And I thought of another lady who comes almost every week who is rich. I’ve seen her, several times, walk away hungry without having eaten, if we were in danger of running out, because she wants to save it for those who are hungry. She is rich, and the Lord sent her away empty, filled with joy. In the world, they are high and exalted, but in the kingdom of God they are servants of the lowly and eat last. And everyone involved is filled with joy in the midst of it, because they are participating in the joy of an upside-down kingdom.
We worship a king who also left his throne with joy to be among the lowly. We talked about Mary and her humble estate in this passage, and we talked about giving birth in a stable, but as I heard another pastor recently remark, considering what he left, would a palace really be much better than a stable? He left heaven and came to earth—do you really think associating with kings and emperors rather than Mary would really have been much more appropriate? If you throw a bucket of water in the ocean you don’t raise the seas.
Jesus made sure everyone got enough to eat more than once, even when he and his friends didn’t really have enough themselves. He emptied himself to teach us how.
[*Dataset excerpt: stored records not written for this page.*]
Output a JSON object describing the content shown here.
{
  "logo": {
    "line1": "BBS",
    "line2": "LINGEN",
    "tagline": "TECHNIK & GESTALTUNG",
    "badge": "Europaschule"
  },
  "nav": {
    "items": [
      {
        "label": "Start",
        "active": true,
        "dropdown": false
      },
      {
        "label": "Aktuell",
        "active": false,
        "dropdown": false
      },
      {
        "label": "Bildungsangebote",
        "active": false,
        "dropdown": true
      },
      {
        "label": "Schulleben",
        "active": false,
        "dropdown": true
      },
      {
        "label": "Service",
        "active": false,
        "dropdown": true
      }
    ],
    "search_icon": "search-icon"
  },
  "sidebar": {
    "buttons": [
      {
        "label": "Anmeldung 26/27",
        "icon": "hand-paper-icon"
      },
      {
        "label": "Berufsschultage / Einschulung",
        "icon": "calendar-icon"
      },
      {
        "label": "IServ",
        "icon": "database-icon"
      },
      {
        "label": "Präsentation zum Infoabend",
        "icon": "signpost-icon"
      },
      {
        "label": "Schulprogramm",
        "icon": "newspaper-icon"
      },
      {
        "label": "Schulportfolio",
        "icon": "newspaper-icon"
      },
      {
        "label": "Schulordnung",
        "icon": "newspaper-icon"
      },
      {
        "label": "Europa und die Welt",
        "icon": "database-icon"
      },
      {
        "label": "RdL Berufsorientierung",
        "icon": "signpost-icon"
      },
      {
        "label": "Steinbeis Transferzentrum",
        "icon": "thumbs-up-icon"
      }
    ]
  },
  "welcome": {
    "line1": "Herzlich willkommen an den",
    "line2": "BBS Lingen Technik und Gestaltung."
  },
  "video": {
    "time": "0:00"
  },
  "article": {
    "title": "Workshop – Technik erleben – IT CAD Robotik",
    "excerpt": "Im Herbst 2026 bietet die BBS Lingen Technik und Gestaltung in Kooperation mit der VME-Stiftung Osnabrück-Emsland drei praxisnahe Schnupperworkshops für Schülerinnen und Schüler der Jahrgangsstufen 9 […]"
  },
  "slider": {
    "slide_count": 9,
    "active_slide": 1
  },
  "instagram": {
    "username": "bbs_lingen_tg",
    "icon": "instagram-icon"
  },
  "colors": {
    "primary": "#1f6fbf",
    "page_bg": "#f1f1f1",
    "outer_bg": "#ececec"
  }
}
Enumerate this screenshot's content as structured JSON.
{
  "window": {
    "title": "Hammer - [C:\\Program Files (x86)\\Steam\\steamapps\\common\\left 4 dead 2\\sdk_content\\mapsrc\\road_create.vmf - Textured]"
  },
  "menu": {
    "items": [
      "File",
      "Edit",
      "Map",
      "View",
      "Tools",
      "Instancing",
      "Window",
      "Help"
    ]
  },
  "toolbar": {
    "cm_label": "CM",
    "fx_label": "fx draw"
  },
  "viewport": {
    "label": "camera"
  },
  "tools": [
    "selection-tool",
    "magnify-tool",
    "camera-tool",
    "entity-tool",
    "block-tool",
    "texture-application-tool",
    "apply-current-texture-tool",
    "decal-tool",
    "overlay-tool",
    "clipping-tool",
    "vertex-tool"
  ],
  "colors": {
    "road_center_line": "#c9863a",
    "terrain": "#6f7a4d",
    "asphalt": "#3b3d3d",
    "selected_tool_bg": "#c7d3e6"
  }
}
This is my last sermon this year, God willing. We have others in the church preaching the next two weeks. So until next year, I would invite you into joy. When Elizabeth greets Mary, she says, “Blessed is the one who has faith that there will be a fulfillment of what was spoken to her by the Lord.” And the word translated there as blessed means joyful, thriving. I would invite you to believe there will be a fulfillment of everything the Lord has spoken to us this year. All of his promises of peace and joy will be fulfilled. We watch and wait and labor and pray. Pray with me now.